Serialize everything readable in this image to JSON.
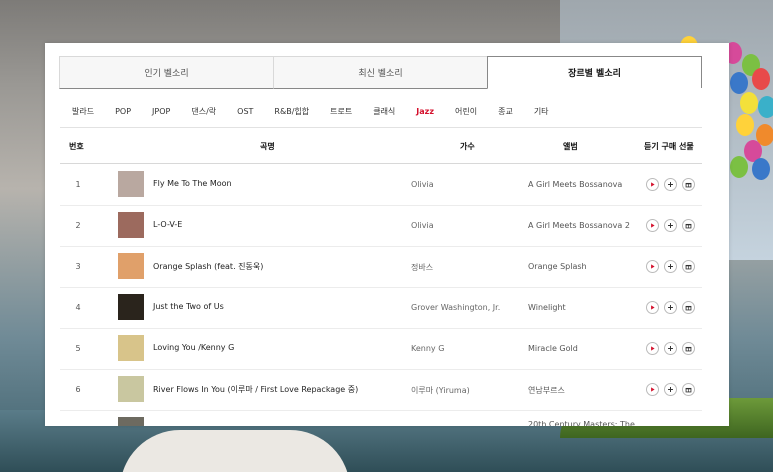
{
  "tabs": [
    {
      "label": "인기 벨소리",
      "active": false
    },
    {
      "label": "최신 벨소리",
      "active": false
    },
    {
      "label": "장르별 벨소리",
      "active": true
    }
  ],
  "genres": [
    {
      "label": "발라드",
      "active": false
    },
    {
      "label": "POP",
      "active": false
    },
    {
      "label": "JPOP",
      "active": false
    },
    {
      "label": "댄스/락",
      "active": false
    },
    {
      "label": "OST",
      "active": false
    },
    {
      "label": "R&B/힙합",
      "active": false
    },
    {
      "label": "트로트",
      "active": false
    },
    {
      "label": "클래식",
      "active": false
    },
    {
      "label": "Jazz",
      "active": true
    },
    {
      "label": "어린이",
      "active": false
    },
    {
      "label": "종교",
      "active": false
    },
    {
      "label": "기타",
      "active": false
    }
  ],
  "table": {
    "headers": {
      "num": "번호",
      "song": "곡명",
      "artist": "가수",
      "album": "앨범",
      "actions": "듣기 구매 선물"
    },
    "rows": [
      {
        "num": "1",
        "title": "Fly Me To The Moon",
        "artist": "Olivia",
        "album": "A Girl Meets Bossanova",
        "thumb_color": "#b9a8a0"
      },
      {
        "num": "2",
        "title": "L-O-V-E",
        "artist": "Olivia",
        "album": "A Girl Meets Bossanova 2",
        "thumb_color": "#9c6a5e"
      },
      {
        "num": "3",
        "title": "Orange Splash (feat. 진동욱)",
        "artist": "정바스",
        "album": "Orange Splash",
        "thumb_color": "#e0a06a"
      },
      {
        "num": "4",
        "title": "Just the Two of Us",
        "artist": "Grover Washington, Jr.",
        "album": "Winelight",
        "thumb_color": "#2a241c"
      },
      {
        "num": "5",
        "title": "Loving You /Kenny G",
        "artist": "Kenny G",
        "album": "Miracle Gold",
        "thumb_color": "#d8c48a"
      },
      {
        "num": "6",
        "title": "River Flows In You (이루마 / First Love Repackage 중)",
        "artist": "이루마 (Yiruma)",
        "album": "연남부르스",
        "thumb_color": "#c9c7a0"
      },
      {
        "num": "",
        "title": "",
        "artist": "",
        "album": "20th Century Masters: The",
        "thumb_color": "#6d6a60"
      }
    ]
  },
  "colors": {
    "accent": "#d4102c",
    "balloons": [
      "#ffd23a",
      "#f08a2c",
      "#d64a9a",
      "#7bc043",
      "#3a78c9",
      "#e84a4a",
      "#9a4ac9",
      "#f3e03a",
      "#3ab0c9"
    ]
  }
}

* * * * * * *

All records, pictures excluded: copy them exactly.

### Written answer
Serialize everything readable in this image to JSON.
{
  "tabs": [
    {
      "label": "인기 벨소리",
      "active": false
    },
    {
      "label": "최신 벨소리",
      "active": false
    },
    {
      "label": "장르별 벨소리",
      "active": true
    }
  ],
  "genres": [
    {
      "label": "발라드",
      "active": false
    },
    {
      "label": "POP",
      "active": false
    },
    {
      "label": "JPOP",
      "active": false
    },
    {
      "label": "댄스/락",
      "active": false
    },
    {
      "label": "OST",
      "active": false
    },
    {
      "label": "R&B/힙합",
      "active": false
    },
    {
      "label": "트로트",
      "active": false
    },
    {
      "label": "클래식",
      "active": false
    },
    {
      "label": "Jazz",
      "active": true
    },
    {
      "label": "어린이",
      "active": false
    },
    {
      "label": "종교",
      "active": false
    },
    {
      "label": "기타",
      "active": false
    }
  ],
  "table": {
    "headers": {
      "num": "번호",
      "song": "곡명",
      "artist": "가수",
      "album": "앨범",
      "actions": "듣기 구매 선물"
    },
    "rows": [
      {
        "num": "1",
        "title": "Fly Me To The Moon",
        "artist": "Olivia",
        "album": "A Girl Meets Bossanova",
        "thumb_color": "#b9a8a0"
      },
      {
        "num": "2",
        "title": "L-O-V-E",
        "artist": "Olivia",
        "album": "A Girl Meets Bossanova 2",
        "thumb_color": "#9c6a5e"
      },
      {
        "num": "3",
        "title": "Orange Splash (feat. 진동욱)",
        "artist": "정바스",
        "album": "Orange Splash",
        "thumb_color": "#e0a06a"
      },
      {
        "num": "4",
        "title": "Just the Two of Us",
        "artist": "Grover Washington, Jr.",
        "album": "Winelight",
        "thumb_color": "#2a241c"
      },
      {
        "num": "5",
        "title": "Loving You /Kenny G",
        "artist": "Kenny G",
        "album": "Miracle Gold",
        "thumb_color": "#d8c48a"
      },
      {
        "num": "6",
        "title": "River Flows In You (이루마 / First Love Repackage 중)",
        "artist": "이루마 (Yiruma)",
        "album": "연남부르스",
        "thumb_color": "#c9c7a0"
      },
      {
        "num": "",
        "title": "",
        "artist": "",
        "album": "20th Century Masters: The",
        "thumb_color": "#6d6a60"
      }
    ]
  },
  "colors": {
    "accent": "#d4102c",
    "balloons": [
      "#ffd23a",
      "#f08a2c",
      "#d64a9a",
      "#7bc043",
      "#3a78c9",
      "#e84a4a",
      "#9a4ac9",
      "#f3e03a",
      "#3ab0c9"
    ]
  }
}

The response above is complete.